◆ EXERCISE AIM:
In total, how many lines of the data contain the word "Cancel"? Only that number is wanted.
*** EXCERPTED RECORDS ***
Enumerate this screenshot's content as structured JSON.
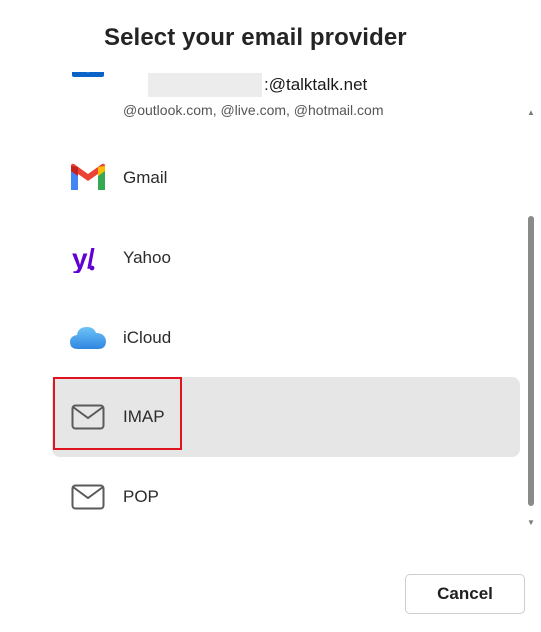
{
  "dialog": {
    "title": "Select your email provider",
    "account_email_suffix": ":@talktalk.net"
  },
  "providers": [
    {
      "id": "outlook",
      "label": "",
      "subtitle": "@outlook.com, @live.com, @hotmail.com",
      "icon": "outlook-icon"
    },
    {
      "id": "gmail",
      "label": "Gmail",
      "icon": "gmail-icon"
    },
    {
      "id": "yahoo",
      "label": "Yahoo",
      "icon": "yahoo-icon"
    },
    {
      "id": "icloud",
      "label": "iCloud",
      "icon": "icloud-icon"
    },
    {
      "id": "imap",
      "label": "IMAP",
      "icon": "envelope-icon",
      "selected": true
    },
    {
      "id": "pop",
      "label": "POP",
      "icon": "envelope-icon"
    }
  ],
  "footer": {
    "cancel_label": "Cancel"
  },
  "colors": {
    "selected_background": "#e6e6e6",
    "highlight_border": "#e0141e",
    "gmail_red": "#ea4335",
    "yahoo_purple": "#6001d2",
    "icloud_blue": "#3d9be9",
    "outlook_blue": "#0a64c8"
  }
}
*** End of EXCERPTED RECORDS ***
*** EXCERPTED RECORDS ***
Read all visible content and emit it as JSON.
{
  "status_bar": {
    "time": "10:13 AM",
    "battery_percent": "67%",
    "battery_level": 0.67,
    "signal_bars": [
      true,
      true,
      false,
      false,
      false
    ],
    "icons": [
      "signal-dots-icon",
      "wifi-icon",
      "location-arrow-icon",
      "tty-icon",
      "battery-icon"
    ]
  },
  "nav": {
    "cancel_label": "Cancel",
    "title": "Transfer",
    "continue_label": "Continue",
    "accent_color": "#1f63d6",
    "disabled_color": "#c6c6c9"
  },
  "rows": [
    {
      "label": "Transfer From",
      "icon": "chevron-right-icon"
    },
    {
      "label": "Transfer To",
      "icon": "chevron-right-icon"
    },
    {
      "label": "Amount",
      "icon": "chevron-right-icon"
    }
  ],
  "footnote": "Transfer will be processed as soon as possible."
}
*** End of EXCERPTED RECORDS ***
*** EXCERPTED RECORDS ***
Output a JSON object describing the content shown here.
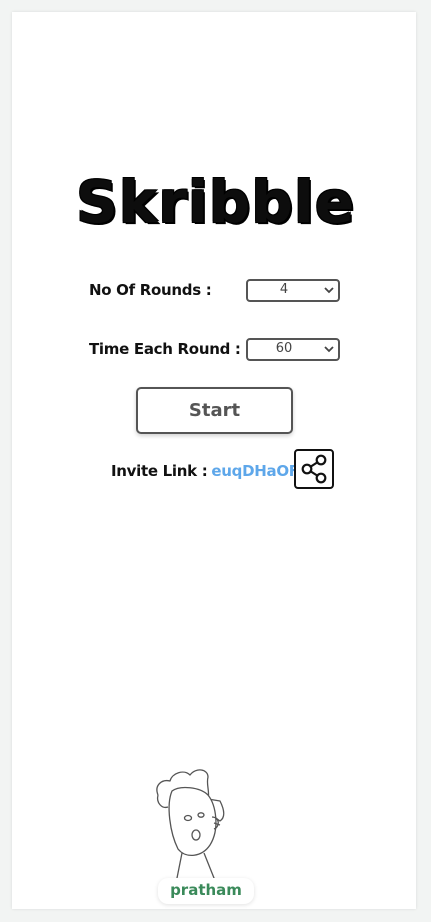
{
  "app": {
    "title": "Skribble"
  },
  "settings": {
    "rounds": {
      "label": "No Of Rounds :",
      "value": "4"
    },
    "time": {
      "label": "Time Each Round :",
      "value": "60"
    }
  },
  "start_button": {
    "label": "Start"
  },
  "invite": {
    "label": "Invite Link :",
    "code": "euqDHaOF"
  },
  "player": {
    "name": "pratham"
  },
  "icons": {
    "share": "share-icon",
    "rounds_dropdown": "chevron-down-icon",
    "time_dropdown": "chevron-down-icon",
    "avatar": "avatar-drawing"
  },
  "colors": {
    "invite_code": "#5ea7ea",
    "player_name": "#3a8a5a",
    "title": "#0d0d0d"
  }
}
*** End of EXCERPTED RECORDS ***
◆ RESPONSE AREA:
2